July 27, 2018
Taylor Blewett, Ottawa Citizen
Curator Cindy Stelmackowich gestured to the photographs of trailblazing women surrounding her, each profiling a story of remarkable scientific endeavour found in a new exhibit at the Canadian Museum of Nature.
“When I first started the research, I didn’t know about the marriage ban,” Stelmackowich said.
“She was single, she was single, she was single.”
The Carleton University professor was referencing a Privy Council Office policy instituted in 1920 and maintained until 1955. It prohibited married women from holding full-time federal government jobs, unless their husbands were unable to work.
During her preparations for the exhibition, titled Courage and Passion: Canadian Women in Natural Sciences, Stelmackowich visited Library and Archives Canada to research historical gendered labour policies. There, she discovered a letter from then-Clerk of the Privy Council Rodolphe Boudreau, laying out the “marriage ban.”
“It put everything into context,” she said, looking around at the faces of the women who worked in science during that era — such as nuclear physicist Harriet Brooks, who retired at the ripe age of 31 after marrying.

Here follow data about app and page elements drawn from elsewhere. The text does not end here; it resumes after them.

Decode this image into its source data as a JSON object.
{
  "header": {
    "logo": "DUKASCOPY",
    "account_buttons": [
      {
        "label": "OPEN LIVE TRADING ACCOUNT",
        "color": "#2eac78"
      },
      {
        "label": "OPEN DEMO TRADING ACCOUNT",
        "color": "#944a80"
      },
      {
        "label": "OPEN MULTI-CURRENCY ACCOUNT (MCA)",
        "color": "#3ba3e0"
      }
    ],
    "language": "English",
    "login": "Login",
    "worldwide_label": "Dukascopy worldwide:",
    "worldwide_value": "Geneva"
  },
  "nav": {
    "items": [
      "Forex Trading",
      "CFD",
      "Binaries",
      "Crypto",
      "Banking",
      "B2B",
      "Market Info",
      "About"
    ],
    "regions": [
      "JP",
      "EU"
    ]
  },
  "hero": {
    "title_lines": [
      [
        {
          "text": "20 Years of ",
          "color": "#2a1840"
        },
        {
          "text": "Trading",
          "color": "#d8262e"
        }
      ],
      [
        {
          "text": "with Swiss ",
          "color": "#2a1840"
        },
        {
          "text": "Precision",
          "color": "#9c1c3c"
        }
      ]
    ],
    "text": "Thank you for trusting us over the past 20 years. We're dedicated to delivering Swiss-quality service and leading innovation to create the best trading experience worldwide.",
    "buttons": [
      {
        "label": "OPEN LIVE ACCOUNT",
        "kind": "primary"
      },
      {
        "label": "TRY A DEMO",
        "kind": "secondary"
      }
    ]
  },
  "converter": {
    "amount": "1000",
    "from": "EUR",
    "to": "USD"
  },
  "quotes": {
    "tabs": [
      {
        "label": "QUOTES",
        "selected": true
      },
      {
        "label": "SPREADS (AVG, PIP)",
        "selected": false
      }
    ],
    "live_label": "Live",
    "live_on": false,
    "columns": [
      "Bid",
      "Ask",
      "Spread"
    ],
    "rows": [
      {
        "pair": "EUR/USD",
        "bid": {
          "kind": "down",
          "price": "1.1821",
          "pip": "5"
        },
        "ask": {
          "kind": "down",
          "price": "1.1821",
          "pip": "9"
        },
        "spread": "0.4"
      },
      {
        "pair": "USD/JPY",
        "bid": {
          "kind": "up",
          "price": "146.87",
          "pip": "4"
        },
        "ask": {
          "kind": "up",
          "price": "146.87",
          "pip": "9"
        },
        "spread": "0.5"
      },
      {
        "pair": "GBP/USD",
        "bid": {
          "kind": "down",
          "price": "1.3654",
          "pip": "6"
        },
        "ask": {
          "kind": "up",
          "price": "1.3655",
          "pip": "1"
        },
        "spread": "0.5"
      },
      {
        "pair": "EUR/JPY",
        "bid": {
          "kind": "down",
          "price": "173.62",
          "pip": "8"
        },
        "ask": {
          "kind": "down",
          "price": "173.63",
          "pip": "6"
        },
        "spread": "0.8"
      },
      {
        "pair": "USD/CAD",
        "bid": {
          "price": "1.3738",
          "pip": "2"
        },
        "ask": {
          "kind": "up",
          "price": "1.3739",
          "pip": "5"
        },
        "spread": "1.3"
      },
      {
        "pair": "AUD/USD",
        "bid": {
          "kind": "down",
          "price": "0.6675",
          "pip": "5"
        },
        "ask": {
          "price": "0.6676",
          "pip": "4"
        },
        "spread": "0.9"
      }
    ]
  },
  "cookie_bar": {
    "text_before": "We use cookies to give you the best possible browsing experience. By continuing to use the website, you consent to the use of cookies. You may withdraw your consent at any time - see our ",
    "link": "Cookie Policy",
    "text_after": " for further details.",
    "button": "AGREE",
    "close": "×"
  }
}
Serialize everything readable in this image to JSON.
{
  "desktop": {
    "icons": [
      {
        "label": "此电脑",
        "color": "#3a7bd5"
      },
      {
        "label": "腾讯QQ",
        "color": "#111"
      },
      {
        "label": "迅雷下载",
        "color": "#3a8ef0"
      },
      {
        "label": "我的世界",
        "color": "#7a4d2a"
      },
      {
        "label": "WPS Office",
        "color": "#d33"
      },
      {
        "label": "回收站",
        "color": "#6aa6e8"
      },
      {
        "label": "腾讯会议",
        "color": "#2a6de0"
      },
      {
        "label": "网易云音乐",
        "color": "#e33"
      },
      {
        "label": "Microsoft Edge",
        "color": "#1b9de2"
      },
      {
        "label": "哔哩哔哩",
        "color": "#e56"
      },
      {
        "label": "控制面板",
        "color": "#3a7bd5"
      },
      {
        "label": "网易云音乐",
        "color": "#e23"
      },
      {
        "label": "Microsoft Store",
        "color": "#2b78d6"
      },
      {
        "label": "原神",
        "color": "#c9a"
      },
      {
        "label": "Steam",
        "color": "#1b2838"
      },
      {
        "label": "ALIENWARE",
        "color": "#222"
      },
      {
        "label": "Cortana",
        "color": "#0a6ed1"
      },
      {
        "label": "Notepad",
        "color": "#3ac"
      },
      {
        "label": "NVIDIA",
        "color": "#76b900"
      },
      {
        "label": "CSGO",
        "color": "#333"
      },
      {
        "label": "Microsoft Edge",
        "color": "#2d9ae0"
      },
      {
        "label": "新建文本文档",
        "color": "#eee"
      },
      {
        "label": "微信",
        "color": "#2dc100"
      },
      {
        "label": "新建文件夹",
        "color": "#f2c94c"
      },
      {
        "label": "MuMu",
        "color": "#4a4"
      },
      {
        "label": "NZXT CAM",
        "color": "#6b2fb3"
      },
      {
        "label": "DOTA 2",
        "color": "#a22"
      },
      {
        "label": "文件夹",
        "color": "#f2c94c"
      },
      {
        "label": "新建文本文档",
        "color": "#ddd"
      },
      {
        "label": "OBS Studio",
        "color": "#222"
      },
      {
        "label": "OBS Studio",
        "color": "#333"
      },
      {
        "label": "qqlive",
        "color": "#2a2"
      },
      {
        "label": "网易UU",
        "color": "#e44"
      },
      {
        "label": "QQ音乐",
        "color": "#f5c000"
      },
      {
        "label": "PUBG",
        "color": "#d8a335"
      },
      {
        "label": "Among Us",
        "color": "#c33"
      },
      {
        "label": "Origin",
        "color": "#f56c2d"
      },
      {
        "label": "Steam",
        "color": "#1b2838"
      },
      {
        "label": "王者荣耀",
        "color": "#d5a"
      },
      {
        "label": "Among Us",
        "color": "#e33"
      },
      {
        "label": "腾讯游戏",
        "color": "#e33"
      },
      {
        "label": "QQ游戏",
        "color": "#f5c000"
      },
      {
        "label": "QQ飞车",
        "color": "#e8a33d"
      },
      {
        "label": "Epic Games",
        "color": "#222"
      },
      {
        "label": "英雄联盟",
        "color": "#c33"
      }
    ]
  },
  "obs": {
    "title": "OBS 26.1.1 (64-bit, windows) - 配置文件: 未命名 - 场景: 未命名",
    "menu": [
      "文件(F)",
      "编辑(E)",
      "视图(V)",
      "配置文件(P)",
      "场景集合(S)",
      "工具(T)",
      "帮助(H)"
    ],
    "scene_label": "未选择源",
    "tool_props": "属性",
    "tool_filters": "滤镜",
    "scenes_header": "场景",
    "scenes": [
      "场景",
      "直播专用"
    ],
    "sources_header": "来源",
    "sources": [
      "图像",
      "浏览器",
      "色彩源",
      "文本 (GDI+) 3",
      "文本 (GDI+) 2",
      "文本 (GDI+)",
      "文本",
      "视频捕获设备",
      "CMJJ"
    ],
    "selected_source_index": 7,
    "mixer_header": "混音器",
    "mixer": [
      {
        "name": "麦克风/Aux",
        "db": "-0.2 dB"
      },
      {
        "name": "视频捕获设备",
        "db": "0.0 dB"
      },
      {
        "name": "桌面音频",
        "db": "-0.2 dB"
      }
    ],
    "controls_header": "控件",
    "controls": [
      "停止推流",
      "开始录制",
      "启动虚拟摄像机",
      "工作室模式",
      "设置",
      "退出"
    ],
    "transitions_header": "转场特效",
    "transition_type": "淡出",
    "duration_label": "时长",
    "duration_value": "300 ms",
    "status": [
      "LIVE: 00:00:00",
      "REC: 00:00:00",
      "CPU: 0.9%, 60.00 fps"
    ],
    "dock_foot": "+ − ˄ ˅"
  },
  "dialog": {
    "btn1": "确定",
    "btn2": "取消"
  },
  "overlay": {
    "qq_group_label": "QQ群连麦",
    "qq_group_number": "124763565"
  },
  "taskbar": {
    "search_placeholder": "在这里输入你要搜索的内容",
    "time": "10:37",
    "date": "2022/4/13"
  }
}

A copy of the marriage ban letter is now part of the exhibition, which profiles 20 Canadian women in natural sciences fields who either had to overcome gender barriers to succeed professionally — or had their careers derailed by those obstacles.
Early into Kathy Conlan’s career as a deep sea-diving, Arctic-exploring marine biologist, she was invited by her male boss to do fieldwork on a research ship.
“I was pregnant with my first child, and I didn’t tell them until it was too late because I was just afraid that he would not let me come. He probably wouldn’t have,” she recalled Thursday, standing beside a display showcasing her scuba suit and accomplishments, including being named one of the country’s greatest explorers by Canadian Geographic.
“That was the old adage — if you have women in your team, then it will disrupt the team.”